=== Web page and app entries ===
BEGIN
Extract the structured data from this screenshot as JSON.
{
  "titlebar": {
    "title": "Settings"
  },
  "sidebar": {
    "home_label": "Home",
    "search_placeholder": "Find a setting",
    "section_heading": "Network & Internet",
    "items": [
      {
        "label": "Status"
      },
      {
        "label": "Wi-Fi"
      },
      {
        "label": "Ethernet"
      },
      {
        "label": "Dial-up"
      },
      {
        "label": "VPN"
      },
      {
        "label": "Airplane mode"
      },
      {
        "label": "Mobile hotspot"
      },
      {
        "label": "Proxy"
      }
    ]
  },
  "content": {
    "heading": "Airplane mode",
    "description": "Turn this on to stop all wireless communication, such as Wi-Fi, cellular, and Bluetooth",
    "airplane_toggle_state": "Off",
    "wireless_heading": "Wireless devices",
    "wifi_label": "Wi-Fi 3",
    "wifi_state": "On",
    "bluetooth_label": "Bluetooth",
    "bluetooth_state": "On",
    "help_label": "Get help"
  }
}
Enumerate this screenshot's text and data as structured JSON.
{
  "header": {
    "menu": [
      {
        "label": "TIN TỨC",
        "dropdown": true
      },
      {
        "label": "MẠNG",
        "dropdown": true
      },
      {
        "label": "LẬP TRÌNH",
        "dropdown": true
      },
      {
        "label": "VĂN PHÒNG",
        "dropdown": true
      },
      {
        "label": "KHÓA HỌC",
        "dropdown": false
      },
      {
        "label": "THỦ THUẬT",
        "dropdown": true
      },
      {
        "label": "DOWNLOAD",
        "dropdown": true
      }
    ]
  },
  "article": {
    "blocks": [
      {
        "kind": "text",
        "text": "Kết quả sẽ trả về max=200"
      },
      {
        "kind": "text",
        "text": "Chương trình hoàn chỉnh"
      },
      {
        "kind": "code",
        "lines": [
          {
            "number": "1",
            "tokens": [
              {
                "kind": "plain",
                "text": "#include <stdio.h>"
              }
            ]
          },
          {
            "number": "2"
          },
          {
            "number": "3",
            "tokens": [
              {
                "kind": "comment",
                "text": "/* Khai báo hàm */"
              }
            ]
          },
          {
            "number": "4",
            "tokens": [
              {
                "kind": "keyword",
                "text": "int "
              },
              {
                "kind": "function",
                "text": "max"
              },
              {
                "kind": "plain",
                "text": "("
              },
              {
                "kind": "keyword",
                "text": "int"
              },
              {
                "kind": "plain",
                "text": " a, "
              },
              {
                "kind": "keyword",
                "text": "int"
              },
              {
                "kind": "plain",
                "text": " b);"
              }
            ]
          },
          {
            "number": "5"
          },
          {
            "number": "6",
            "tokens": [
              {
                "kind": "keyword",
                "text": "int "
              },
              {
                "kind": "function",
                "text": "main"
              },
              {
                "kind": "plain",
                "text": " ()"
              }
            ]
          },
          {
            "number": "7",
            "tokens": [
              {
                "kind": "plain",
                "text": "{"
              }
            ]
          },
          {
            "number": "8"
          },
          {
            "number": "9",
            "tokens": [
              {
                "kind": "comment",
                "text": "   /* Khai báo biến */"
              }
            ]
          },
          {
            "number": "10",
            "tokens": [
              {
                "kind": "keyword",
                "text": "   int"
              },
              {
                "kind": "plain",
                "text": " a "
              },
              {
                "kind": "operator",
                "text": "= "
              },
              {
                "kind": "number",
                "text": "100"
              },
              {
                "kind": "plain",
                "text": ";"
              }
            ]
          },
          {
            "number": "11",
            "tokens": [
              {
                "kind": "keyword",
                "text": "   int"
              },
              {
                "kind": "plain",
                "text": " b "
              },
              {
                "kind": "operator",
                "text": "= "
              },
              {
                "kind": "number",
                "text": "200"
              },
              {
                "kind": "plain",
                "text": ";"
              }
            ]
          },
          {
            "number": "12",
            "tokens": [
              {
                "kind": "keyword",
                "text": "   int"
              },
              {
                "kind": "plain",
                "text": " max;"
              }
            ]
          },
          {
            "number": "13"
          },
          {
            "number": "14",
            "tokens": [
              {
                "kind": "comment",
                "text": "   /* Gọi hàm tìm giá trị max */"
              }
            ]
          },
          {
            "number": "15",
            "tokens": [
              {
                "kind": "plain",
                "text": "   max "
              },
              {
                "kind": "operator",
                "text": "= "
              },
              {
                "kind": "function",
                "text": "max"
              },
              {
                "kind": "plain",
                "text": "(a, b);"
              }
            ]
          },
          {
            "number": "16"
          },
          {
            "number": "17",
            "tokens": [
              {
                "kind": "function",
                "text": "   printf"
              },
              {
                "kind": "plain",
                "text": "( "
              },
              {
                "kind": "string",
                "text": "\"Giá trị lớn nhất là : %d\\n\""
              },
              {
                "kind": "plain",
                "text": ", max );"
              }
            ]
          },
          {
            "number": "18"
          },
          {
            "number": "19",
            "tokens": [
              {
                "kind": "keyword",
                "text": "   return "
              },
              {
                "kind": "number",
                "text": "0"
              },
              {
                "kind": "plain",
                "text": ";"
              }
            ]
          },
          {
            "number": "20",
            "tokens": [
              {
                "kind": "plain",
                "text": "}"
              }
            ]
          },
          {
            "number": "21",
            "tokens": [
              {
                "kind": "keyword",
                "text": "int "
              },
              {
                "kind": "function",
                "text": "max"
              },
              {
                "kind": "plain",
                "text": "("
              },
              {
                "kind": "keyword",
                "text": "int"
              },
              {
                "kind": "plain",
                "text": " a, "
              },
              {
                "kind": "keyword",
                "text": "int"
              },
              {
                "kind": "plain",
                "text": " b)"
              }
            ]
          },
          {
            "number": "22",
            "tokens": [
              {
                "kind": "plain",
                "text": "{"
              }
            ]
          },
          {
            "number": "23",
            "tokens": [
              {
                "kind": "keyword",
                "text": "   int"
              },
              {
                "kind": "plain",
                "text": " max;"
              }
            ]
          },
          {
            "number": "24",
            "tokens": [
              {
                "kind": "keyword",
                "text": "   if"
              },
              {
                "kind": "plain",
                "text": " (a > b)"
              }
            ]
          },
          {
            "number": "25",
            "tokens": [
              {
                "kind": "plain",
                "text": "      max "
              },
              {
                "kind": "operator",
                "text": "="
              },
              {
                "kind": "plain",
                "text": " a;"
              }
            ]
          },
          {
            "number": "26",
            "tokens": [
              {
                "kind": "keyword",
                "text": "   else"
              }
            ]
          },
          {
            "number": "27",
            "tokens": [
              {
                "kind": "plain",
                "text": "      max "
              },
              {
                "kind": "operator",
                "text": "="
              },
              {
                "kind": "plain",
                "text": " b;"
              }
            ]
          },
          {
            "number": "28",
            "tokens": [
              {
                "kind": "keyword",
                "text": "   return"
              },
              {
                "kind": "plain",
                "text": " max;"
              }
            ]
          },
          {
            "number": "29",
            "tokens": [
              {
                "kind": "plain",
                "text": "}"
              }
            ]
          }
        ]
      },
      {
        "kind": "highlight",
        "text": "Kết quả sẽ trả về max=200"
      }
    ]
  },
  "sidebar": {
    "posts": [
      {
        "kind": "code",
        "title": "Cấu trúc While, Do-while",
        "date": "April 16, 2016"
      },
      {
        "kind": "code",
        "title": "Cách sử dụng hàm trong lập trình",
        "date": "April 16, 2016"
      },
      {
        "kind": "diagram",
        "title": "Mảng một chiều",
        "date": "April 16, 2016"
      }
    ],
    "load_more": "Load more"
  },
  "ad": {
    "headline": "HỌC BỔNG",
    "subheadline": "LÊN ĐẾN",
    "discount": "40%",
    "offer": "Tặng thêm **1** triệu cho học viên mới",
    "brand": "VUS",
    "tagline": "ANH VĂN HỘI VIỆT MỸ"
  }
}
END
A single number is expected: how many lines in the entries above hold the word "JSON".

2